When I asked how religious and secular kids can study Judaism together, Snir explained that each grade has two classes, one headed by a religious homeroom teacher, the other headed by a secular homeroom teacher. Though religious and secular kids study in both classes, the religious kids (and a few secular ones) join the religious teacher for morning prayers while the secular kids participate in discussions about Jewish identity. When the Orthodox kids are engaged in Torah study, the secular kids study the same text from a non-Orthodox perspective.
By the older grades the religious students continue to pray separately, but join with secular students for just about everything else.
As it turned out, the day I visited, all the second graders were preparing for their “Misibat Chumash,” a ceremony where students receive their own Bibles. I watched as the children — some girls dressed in skirts, others in pants; some boys with kippot, others without — practiced their songs. Later that day, they would be joined by beaming parents and grandparents.
Snir explained that for Keshet to thrive, “we need to convince parents their kids are in a safe place where they will be able to maintain their identity,” and that tends to be a bigger challenge with religious families who are accustomed to religious schools with a religious atmosphere.
At religious schools, parents don’t have to worry about immodest clothing or a secular child bringing and sharing non-kosher food to school against Keshet school policy.
Although the majority of secular students don’t socialize with religious kids on Shabbat, it can be awkward when it happens.
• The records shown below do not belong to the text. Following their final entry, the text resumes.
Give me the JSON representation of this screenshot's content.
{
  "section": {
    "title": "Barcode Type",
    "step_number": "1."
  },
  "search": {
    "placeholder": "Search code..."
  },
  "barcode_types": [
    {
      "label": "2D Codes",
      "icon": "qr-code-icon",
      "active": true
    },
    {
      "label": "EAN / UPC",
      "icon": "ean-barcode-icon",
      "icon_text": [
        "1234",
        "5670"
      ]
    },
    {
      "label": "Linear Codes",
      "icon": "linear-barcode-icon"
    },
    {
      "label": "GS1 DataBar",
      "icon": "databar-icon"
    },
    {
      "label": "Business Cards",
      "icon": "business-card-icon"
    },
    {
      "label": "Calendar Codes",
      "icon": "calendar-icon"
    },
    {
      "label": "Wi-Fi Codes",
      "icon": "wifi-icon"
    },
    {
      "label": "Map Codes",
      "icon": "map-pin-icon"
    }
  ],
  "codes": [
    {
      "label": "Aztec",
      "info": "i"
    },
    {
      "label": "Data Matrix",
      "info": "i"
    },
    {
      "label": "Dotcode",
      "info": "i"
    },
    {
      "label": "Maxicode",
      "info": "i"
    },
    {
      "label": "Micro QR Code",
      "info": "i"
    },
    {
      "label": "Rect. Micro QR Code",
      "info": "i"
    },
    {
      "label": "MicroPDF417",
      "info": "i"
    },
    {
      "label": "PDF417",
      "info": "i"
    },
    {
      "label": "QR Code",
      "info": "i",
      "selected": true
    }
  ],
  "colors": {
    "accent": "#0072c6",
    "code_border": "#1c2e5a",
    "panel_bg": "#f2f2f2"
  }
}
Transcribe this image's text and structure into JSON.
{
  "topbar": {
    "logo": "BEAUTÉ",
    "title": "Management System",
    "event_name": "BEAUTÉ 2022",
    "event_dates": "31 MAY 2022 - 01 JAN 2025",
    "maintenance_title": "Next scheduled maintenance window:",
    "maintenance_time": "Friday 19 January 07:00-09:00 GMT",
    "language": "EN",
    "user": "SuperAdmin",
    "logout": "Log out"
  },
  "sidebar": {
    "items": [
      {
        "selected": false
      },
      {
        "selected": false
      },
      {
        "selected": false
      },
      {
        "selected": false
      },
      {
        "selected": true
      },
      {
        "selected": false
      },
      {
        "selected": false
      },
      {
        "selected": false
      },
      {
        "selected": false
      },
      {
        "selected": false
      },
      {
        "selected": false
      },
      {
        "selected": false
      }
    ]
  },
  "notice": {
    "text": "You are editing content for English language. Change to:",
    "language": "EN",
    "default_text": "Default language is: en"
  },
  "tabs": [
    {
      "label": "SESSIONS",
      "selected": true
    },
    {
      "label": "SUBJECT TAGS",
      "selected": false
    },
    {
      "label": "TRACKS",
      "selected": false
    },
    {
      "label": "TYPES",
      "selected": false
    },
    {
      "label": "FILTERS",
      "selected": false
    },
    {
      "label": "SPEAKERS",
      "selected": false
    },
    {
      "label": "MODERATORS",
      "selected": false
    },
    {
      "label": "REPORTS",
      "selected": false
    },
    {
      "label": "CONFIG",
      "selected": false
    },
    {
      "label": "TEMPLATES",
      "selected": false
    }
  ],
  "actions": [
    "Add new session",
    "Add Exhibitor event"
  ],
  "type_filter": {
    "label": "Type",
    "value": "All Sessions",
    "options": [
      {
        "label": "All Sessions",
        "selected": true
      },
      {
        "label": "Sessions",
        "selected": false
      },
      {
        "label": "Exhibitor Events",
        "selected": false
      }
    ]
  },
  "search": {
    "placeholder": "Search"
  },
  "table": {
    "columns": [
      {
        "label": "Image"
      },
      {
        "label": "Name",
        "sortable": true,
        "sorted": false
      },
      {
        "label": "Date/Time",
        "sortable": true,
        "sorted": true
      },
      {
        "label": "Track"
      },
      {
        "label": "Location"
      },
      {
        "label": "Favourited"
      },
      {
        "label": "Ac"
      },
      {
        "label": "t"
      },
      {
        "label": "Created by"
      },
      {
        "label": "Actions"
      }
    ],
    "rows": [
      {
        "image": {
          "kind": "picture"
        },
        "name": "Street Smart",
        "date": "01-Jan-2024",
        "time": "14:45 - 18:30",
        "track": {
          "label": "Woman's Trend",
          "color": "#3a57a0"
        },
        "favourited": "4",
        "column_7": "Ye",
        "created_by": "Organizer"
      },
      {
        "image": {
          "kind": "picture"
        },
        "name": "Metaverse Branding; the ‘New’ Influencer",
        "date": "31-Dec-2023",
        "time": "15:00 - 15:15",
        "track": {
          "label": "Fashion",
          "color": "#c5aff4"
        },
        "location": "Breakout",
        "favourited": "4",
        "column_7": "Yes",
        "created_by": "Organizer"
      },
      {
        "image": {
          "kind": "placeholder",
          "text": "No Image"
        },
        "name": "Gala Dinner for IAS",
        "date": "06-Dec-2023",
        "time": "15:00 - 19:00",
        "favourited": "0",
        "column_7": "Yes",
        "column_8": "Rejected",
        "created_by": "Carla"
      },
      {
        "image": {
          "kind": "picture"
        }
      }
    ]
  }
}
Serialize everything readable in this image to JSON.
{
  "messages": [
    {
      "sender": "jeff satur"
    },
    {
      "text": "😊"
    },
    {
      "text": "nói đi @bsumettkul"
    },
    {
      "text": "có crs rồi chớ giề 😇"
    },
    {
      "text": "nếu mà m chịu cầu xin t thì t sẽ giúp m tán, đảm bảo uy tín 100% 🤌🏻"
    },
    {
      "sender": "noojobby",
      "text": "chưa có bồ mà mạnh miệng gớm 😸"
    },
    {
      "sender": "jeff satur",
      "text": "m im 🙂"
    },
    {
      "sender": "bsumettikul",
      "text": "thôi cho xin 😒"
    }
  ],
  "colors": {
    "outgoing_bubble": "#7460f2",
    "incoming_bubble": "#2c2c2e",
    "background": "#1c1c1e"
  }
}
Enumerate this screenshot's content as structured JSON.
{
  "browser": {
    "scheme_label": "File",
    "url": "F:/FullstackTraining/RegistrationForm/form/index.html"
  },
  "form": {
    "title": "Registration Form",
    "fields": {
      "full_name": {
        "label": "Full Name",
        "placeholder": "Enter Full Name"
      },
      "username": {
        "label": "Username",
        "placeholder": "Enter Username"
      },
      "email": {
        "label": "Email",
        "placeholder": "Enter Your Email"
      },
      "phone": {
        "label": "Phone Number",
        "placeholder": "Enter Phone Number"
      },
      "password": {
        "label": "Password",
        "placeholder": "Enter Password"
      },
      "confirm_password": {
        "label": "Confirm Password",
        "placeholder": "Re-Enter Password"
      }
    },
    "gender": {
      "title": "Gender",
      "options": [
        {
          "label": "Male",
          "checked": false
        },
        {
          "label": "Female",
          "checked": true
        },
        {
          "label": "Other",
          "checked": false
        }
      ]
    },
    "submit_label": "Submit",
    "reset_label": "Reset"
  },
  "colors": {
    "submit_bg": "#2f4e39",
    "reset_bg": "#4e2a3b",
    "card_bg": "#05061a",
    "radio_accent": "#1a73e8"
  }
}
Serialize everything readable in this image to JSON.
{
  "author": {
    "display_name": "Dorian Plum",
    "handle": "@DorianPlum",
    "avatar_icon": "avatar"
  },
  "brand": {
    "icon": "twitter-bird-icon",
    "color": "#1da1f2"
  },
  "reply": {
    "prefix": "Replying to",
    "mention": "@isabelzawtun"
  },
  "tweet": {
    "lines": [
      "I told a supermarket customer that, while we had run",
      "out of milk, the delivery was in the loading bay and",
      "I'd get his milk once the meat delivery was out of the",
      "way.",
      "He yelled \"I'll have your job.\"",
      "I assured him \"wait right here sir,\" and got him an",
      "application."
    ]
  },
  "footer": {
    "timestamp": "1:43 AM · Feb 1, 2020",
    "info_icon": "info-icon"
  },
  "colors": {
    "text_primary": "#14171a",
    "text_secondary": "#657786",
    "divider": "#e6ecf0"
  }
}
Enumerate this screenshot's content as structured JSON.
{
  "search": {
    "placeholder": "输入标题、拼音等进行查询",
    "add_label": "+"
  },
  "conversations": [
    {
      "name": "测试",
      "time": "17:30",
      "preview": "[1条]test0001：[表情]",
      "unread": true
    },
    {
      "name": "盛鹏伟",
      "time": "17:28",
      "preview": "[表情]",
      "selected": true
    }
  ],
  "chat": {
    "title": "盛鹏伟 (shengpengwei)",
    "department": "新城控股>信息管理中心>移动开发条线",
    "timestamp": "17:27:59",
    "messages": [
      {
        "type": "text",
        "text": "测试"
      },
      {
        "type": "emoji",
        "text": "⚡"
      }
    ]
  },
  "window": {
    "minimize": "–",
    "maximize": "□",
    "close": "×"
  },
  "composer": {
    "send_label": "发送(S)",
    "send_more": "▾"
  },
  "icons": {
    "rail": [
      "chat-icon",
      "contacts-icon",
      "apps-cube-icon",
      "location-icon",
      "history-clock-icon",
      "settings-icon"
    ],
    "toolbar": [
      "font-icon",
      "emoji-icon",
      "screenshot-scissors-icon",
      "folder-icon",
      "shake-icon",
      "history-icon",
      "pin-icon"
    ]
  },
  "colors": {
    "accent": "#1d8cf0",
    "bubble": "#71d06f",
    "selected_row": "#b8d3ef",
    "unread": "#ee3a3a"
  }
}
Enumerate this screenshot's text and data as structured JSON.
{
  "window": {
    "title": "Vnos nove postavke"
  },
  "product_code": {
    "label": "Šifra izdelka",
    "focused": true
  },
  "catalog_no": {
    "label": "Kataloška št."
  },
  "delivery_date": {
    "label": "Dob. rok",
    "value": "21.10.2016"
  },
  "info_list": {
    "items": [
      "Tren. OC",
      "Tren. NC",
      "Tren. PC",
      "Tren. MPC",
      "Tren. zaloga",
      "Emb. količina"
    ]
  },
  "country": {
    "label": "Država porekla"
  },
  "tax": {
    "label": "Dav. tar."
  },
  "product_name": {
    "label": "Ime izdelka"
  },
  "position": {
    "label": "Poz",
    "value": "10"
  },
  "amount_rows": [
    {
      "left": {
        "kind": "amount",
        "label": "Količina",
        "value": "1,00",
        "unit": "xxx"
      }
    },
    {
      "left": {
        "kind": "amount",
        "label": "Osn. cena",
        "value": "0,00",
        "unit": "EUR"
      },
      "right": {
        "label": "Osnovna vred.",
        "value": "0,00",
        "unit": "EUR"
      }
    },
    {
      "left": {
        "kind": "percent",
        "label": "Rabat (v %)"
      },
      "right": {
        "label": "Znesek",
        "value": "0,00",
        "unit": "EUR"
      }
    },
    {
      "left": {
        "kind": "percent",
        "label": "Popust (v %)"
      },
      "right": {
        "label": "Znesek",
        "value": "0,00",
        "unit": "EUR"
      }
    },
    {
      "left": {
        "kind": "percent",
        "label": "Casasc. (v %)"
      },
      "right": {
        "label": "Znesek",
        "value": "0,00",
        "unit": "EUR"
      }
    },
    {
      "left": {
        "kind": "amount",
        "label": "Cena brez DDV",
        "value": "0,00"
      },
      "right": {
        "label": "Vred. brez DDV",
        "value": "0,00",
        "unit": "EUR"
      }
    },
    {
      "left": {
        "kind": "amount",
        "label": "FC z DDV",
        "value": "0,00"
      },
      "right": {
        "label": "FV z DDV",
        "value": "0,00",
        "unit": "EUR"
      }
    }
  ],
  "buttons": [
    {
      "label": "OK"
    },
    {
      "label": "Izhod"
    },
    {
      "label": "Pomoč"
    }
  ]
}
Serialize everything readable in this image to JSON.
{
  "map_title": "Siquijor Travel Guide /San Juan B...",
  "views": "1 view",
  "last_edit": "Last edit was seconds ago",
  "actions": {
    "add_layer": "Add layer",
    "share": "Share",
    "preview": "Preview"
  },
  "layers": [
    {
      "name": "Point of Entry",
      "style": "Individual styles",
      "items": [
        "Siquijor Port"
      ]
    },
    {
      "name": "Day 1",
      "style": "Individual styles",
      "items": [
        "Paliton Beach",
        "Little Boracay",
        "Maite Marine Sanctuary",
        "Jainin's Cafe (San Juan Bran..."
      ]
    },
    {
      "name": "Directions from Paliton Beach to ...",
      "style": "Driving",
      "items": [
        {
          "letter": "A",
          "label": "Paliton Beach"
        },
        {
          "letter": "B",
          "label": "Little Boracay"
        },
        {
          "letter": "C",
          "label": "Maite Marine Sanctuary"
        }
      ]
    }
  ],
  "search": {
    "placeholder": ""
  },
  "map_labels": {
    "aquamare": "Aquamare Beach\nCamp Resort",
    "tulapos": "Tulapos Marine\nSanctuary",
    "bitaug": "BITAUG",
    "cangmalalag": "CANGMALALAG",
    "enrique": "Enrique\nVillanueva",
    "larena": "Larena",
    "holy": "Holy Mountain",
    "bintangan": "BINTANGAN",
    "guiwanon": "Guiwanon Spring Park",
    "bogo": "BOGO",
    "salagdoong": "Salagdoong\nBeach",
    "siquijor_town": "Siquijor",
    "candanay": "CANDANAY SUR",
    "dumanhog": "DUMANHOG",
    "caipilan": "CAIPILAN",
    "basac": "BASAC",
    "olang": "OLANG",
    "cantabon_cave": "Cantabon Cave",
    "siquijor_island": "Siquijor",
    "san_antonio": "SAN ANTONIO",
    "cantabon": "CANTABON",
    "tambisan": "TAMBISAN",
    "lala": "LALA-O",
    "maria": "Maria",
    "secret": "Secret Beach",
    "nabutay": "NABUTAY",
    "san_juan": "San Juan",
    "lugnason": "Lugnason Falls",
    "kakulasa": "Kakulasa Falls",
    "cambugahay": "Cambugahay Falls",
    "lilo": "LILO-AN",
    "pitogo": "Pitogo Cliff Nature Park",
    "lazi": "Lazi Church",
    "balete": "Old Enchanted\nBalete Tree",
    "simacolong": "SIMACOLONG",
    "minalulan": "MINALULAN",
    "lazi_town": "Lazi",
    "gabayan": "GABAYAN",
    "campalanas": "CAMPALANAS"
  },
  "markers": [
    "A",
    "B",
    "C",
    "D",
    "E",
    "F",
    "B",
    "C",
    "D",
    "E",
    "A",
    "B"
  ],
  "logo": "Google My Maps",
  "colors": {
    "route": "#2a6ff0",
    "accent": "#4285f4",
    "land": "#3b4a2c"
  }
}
Ofer Gordon, one of the religious students (he transferred from an Orthodox school to Keshet in seventh grade because he wanted to meet new people) admitted “it can be hard when my secular friends go out and I stay home.”
But when I asked Gordon whether he wants to join his friends for a Friday night movie or a Saturday day at the beach, he said, “No. I like to spend Shabbat with my family.”
Ella Gal said it’s been fascinating to learn with and become friends with religious students.
“In my house, Shabbat is watching TV. With my religious friends, it’s reading a book and going to synagogue,“ she said.
She said she enjoys visiting religious friends on Shabbat and has started saying Kiddush in her own home because it symbolizes family time.
“You learn to respect the other,” she told me.
“Respect” is the word most often heard at Keshet.
Snir, who is secular but married to a religious woman, recalled the time a religious student asked him to write the words “B’ezrat Hashem,” “With God’s Help,” at the top of the blackboard, as is done in religious schools.
“I took me a few seconds to formulate an answer,” Snir said with a grin. “Should I respect the student and write the words or ask the student to respect my decision not to?”
In the end, Snir wrote the words “With God’s Help, We Are All Responsible,” a way of merging respect for religion with human responsibility.
The students’ shared sense of responsibility came to the fore when another student’s father died suddenly in a parachuting accident. Both secular and religious students asked and received permission to join the student for mourning prayers at the shiva house.
“Everyone felt comfortable. They had the tools,” said Snir, “and it was the right thing to do.”